This content is archived

Published on: Sep. 20, 2010

Oyster Mushrooms

4 of 7
6 of 7

It’s a toss-up. I love spring when it comes. But I also love autumn when it arrives. Which do I like best? It’s hard to say. Both give me a sort of high, an adrenaline rush. Spring with its rebirth of nature, seeds emerging into living plants, flowers popping with magical color and morels scooting their little bodies up out of the earth. But autumn—there is something crunchy and fresh and exhilarating about autumn. There are also more edible mushrooms in autumn than any other season.

Many people only think of morels when they think of edible Missouri mushrooms. But autumn brings so many other good and easy-to-find edibles. Did you ever hear of hen of the woods (Grifola frondosa), blewits (Lepista nuda) or lobsters (Hypomyces lactoflourum)? These are choice fall mushrooms.
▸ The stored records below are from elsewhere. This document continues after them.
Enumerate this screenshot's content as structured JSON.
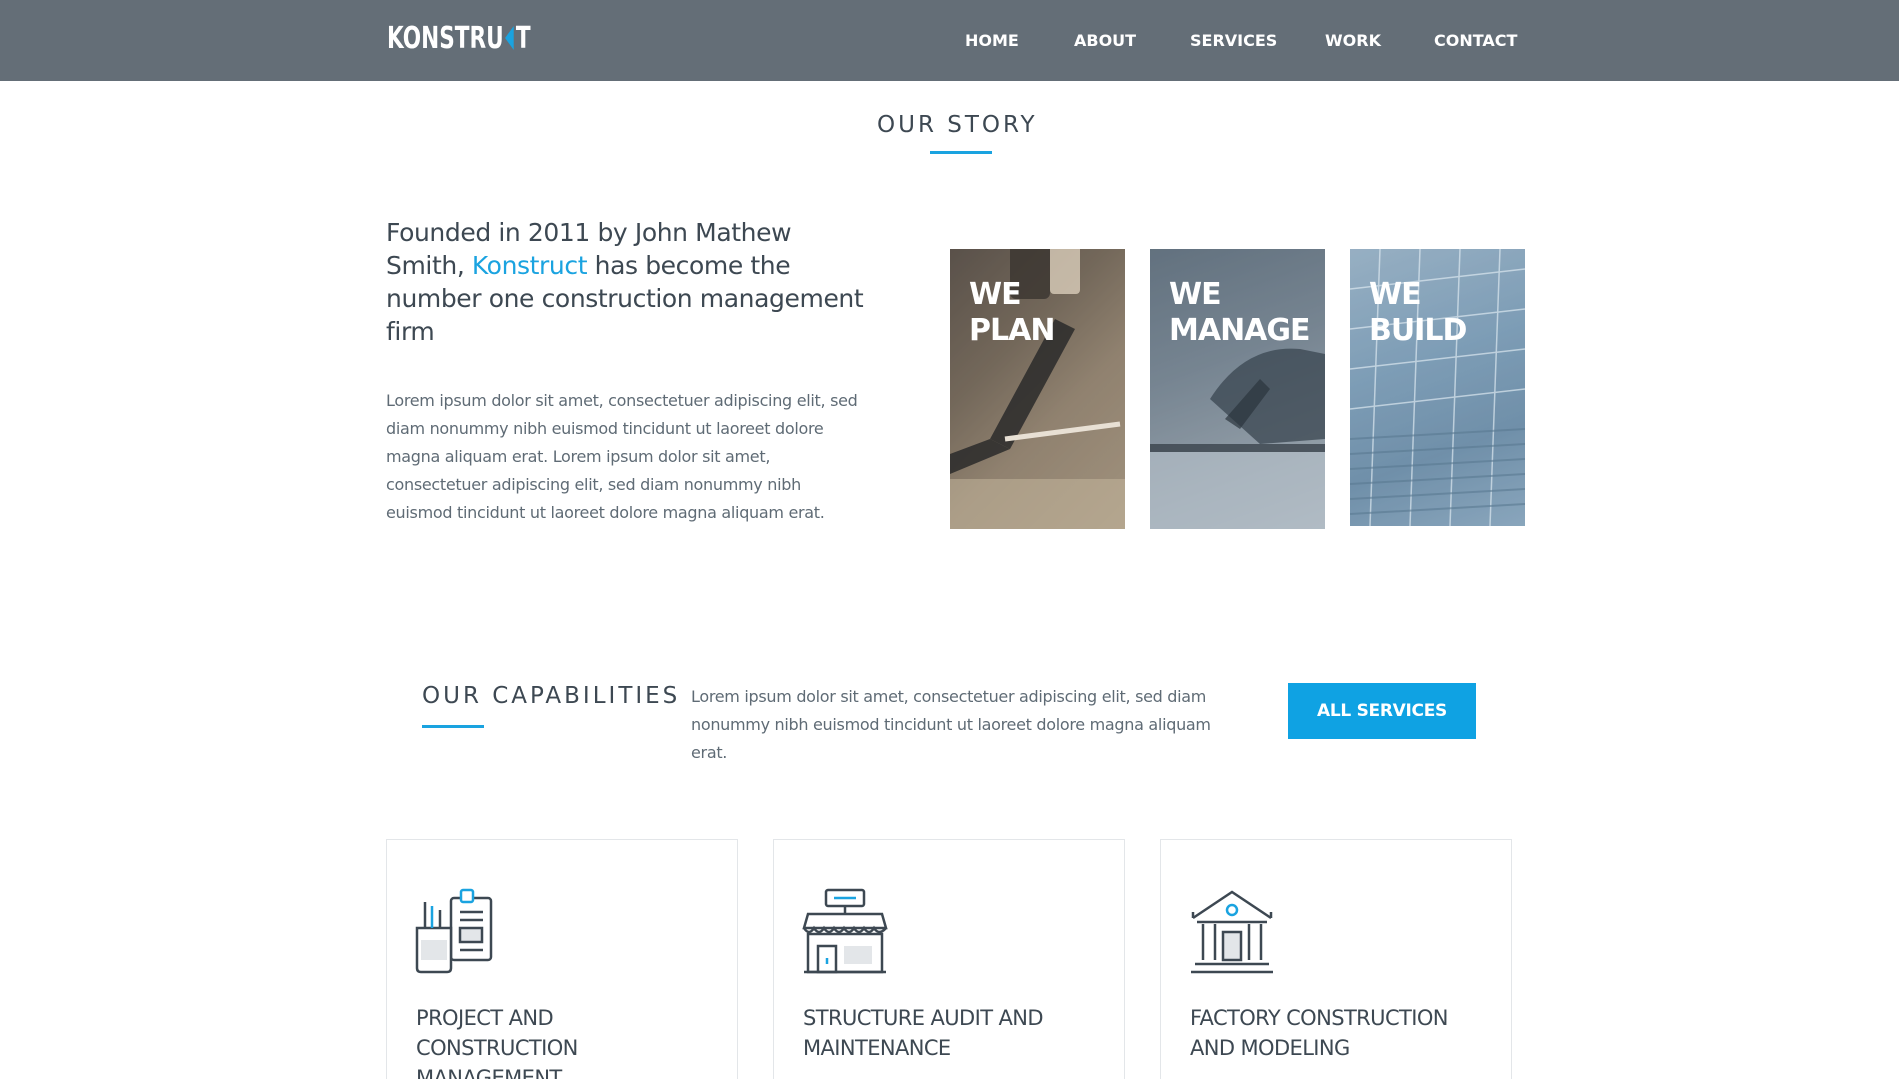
{
  "header": {
    "logo_text_left": "KONSTRU",
    "logo_text_right": "T",
    "nav": [
      "HOME",
      "ABOUT",
      "SERVICES",
      "WORK",
      "CONTACT"
    ]
  },
  "story": {
    "title": "OUR STORY",
    "lead_before": "Founded in 2011 by John Mathew Smith, ",
    "lead_accent": "Konstruct",
    "lead_after": " has become the number one construction management firm",
    "body": "Lorem ipsum dolor sit amet, consectetuer adipiscing elit, sed diam nonummy nibh euismod tincidunt ut laoreet dolore magna aliquam erat. Lorem ipsum dolor sit amet, consectetuer adipiscing elit, sed diam nonummy nibh euismod tincidunt ut laoreet dolore magna aliquam erat.",
    "tiles": [
      {
        "line1": "WE",
        "line2": "PLAN"
      },
      {
        "line1": "WE",
        "line2": "MANAGE"
      },
      {
        "line1": "WE",
        "line2": "BUILD"
      }
    ]
  },
  "capabilities": {
    "title": "OUR CAPABILITIES",
    "text": "Lorem ipsum dolor sit amet, consectetuer adipiscing elit, sed diam nonummy nibh euismod tincidunt ut laoreet dolore magna aliquam erat.",
    "button": "ALL SERVICES",
    "cards": [
      {
        "icon": "documents-pencil-cup-icon",
        "title": "PROJECT AND CONSTRUCTION MANAGEMENT"
      },
      {
        "icon": "storefront-icon",
        "title": "STRUCTURE AUDIT AND MAINTENANCE"
      },
      {
        "icon": "building-columns-icon",
        "title": "FACTORY CONSTRUCTION AND MODELING"
      }
    ]
  },
  "colors": {
    "header_bg": "#646e77",
    "accent": "#1aa3e0",
    "button_bg": "#0fa2e3",
    "text": "#3d4852"
  }
}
You might even find some lingering chanterelles (Cantharellus cibarius, C. lateritius), chicken of the woods (Laetiporus sulpheurus, L. cincinnatus), black trumpets (Craterellus cornucopioides) or oysters (Pleurotus ostreatus). These are wonderful mushrooms that fruit earlier in the season, but can also fruit in the fall.
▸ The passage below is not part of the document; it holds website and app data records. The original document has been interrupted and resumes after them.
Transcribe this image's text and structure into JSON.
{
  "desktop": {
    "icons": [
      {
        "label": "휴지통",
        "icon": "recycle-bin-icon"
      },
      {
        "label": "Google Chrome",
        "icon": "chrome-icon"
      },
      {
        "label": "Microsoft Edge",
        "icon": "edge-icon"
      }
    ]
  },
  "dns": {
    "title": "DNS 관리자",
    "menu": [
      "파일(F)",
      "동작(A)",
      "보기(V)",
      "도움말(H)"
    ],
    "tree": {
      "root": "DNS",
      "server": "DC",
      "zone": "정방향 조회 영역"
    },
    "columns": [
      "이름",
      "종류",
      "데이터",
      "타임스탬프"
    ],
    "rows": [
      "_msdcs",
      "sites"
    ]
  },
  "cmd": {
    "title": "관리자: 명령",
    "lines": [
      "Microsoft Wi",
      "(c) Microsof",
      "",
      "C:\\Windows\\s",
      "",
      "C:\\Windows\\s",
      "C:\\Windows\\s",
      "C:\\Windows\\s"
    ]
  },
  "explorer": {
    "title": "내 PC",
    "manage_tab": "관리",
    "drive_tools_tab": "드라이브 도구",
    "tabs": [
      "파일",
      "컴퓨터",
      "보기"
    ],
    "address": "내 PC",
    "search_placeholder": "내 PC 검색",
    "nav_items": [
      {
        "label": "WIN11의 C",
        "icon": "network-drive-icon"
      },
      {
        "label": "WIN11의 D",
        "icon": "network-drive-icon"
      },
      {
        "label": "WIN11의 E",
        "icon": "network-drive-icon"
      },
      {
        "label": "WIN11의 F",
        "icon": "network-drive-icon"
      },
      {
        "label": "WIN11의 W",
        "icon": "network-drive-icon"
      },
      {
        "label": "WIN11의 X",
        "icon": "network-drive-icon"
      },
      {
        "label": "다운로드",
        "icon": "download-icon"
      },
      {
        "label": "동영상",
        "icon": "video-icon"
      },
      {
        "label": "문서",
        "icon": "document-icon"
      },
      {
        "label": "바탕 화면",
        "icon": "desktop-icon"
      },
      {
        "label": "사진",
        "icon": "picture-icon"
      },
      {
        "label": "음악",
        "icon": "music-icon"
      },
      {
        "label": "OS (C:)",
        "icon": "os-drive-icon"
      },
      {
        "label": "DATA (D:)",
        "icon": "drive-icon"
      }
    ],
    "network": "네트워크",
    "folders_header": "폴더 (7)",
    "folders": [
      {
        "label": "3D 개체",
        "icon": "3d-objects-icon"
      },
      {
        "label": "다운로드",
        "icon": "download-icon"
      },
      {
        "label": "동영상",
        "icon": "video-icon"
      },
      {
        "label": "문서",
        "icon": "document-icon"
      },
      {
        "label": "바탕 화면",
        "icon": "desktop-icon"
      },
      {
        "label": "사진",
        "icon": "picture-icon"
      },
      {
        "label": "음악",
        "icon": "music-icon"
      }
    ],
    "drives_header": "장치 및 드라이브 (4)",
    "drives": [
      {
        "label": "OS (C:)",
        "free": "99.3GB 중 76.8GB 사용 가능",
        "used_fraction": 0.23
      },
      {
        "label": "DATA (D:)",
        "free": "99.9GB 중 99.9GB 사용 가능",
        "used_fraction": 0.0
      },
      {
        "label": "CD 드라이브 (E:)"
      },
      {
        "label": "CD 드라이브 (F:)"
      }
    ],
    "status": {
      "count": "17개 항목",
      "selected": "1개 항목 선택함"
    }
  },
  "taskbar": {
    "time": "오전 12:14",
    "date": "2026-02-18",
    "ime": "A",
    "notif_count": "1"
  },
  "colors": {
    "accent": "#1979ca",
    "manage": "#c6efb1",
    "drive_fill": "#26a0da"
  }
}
It’s so much fun to go looking for these prizes. But it’s very important to be 100 percent sure of what you have as there are a number of poisonous look-alikes. We are all so eager to find the good edibles that sometimes we overlook the perfect identification.

Hen of the Woods

Hen of the woods love oak trees. They grow at the bottom around the trunk. Often they are hard to see, because their color can blend in with fall leaves. But when you find one, it may be enough for a small army. Look for a large rosette with spoon or fan-shaped caps. Hens are hearty and meaty and make a wonderful mushroom soup.

Hearty “Hen” Soup

by Maxine Stone • Serves 4-6hearty hen soup

  • 2 cups onion, chopped
  • 2 tablespoons plus 1 tablespoon butter
  • 3 cups Hen of the Woods, sliced
  • 1–2 teaspoons dill weed
  • 1½ cups plus ½ cup vegetable stock or water
  • 1 tablespoon tamari
  • 1–2 tablespoons Hungarian paprika
  • 3 tablespoons flour
  • 1 cup milk
  • 2 teaspoons fresh lemon juice
  • Salt and pepper
  • Chopped parsley (optional)
  • Thick Greek yogurt (optional)

Sauté the onion in 1 tablespoon butter over medium heat. Add the mushrooms, dill, ½ cup stock or water, tamari and paprika. Cover and simmer for about 15 minutes.

In a

Content tagged with

Shortened URL